Apple Lobbied for an addition to the American Choice and Innovation Act that would make it easier to defend against any anti-competitive practice on the basis of protecting user privacy
While Apple’s CEO Tim Cook wasn't fully onboard having a team of Washington lobbyists a decade ago, times have changed as Apple is in now the middle of one of its biggest attacks from the antitrust bodies in the U.S. and Europe.
Cook has become one of the country’s most politically active tech CEOs in recent years as Apple struggles to fend off antitrust legislation gaining traction in Congress. The company is ramping up its lobbying spending and hiring well-connected former congressional aides. And it’s cozying up to powerful Washington figures, often deploying Cook to make Apple’s arguments directly to lawmakers.
The antitrust measure, which could come to a vote in the Senate before its August recess, would bar tech giants from using their platforms to undermine rivals. One provision seeks to break Apple’s stranglehold on its App Store and could cost the company billions of dollars.
Apple is spending more than ever on federal lobbying. It reported a record $4.6 million in the first half of this year, $1.5 million more than its first-half figure a year ago. Though Apple disclosed Wednesday that its second-quarter lobbying expenses dipped to $1.9 million, the $2.7 million it spent in the first quarter was about 85% higher than the same period last year.
Since the beginning of 2021, Apple has registered three new lobbying shops with ties to key lawmakers in the antitrust fight. It’s also pulling lobbyists directly from the Capitol’s corridors, bringing in-house a former aide to Senator Amy Klobuchar, the Minnesota Democrat leading the fight against Apple and other tech behemoths.
Apple disclosures show that its roster of in-house and outside lobbyists has increased by more than 50%, to 65 from 43, since 2015. Even so, the total number of lobbyists employed by the iPhone maker is lower than that of other major tech companies’ Washington operations, some of which have dozens more.
And while the company famously doesn’t have a political action committee to make candidate or party donations, the personal campaign contributions of some of its Washington executives have increased.
“Apple has been able to get by on goodwill and a light-touch approach for more than a decade,” said Matt Kent, who advocates for tougher antitrust laws for Public Citizen, the left-leaning consumer-rights group in Washington. The heightened Washington presence “is a testament to how big of a threat” Apple faces, Kent said.
Matt Kent, who advocates for tougher antitrust laws for Public Citizen, the left-leaning consumer-rights group in Washington stated that “It’s significant when a principal from a large company, not to mention one of the biggest companies in the world, comes to a lawmaker and makes the case directly to them. Lawmakers understand what that means.”
Apple’s approach is working to some degree. The latest version of the Senate antitrust measure, the American Choice and Innovation Act, would make it easier for companies to defend any allegedly anti-competitive practice by arguing that it was “reasonably tailored” to protect user privacy.
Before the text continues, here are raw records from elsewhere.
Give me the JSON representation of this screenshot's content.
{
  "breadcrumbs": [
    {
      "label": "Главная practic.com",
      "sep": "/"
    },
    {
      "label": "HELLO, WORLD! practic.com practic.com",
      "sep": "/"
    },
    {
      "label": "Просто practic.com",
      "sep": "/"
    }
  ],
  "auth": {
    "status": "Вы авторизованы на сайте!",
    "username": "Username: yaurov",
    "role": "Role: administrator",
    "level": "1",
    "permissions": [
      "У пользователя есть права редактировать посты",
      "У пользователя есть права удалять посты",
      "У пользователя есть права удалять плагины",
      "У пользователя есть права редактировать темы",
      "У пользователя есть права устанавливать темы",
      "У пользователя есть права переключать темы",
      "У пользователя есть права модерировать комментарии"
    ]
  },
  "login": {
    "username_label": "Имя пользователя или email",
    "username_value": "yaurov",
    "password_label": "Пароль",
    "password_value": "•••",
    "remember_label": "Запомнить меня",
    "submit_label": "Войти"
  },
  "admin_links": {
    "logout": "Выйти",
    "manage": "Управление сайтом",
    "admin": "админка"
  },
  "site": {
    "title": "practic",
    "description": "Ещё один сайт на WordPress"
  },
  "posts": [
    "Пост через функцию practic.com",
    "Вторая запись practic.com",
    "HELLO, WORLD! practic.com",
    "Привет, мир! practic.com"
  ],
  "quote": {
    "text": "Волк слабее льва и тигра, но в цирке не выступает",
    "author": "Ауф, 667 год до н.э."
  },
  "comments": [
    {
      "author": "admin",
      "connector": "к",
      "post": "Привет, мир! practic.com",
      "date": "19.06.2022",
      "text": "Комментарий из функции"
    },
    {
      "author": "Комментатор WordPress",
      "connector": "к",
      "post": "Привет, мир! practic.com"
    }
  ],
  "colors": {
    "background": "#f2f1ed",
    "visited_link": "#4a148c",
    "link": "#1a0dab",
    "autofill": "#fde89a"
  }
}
Apple lobbyists pushed hard for that change with the support of senators including Georgia Democrat Jon Ossoff.
In a rare speech in Washington in April, Cook said: “Here in Washington and elsewhere, policymakers are taking steps in the name of competition that would force Apple to let apps on the iPhone that circumvent the App Store. That means data-hungry companies will be able to avoid our privacy rules and once again track our users against their will. It would also potentially give bad actors a way around the comprehensive security protections we've put in place putting them in direct contact with our users.” For more on this, read the full Bloomberg report.
Back in May, Patently Apple posted a report titled “The Showtime series titled 'Super Pumped' illustrates the depths that a developer will go to get around Apple's Privacy Policies.” The report covered specific incidents where Uber's IT team worked around Apple’s privacy rules with extreme deception. You could read the full report here.
So when I read about Apple’s competitors and their representatives claiming that Apple is overblowing concerns over privacy and security, I laugh. Once I saw what Uber did to temporarily get around Apple’s privacy rules, it’s easy to realize that other unscrupulous companies are in wait ready to break all of Apple's privacy and security rules for the sake of profit, and damn their users.
To protect the interests of European companies like Spotify, the EU antitrust commission will eventually force Apple to make changes over the next year or two. Though for now, the fight is in the U.S. where Apple needs a victory so that it could act as a legal foundation to challenge Europe’s attack on the App Store in 2023.
Apple’s hard lobbying might be able to ensure there isn’t enough votes in the Senate to pass the antitrust bill from Senator Amy Klobuchar next month. That’s the goal for now, and it looks like Apple just might win that battle.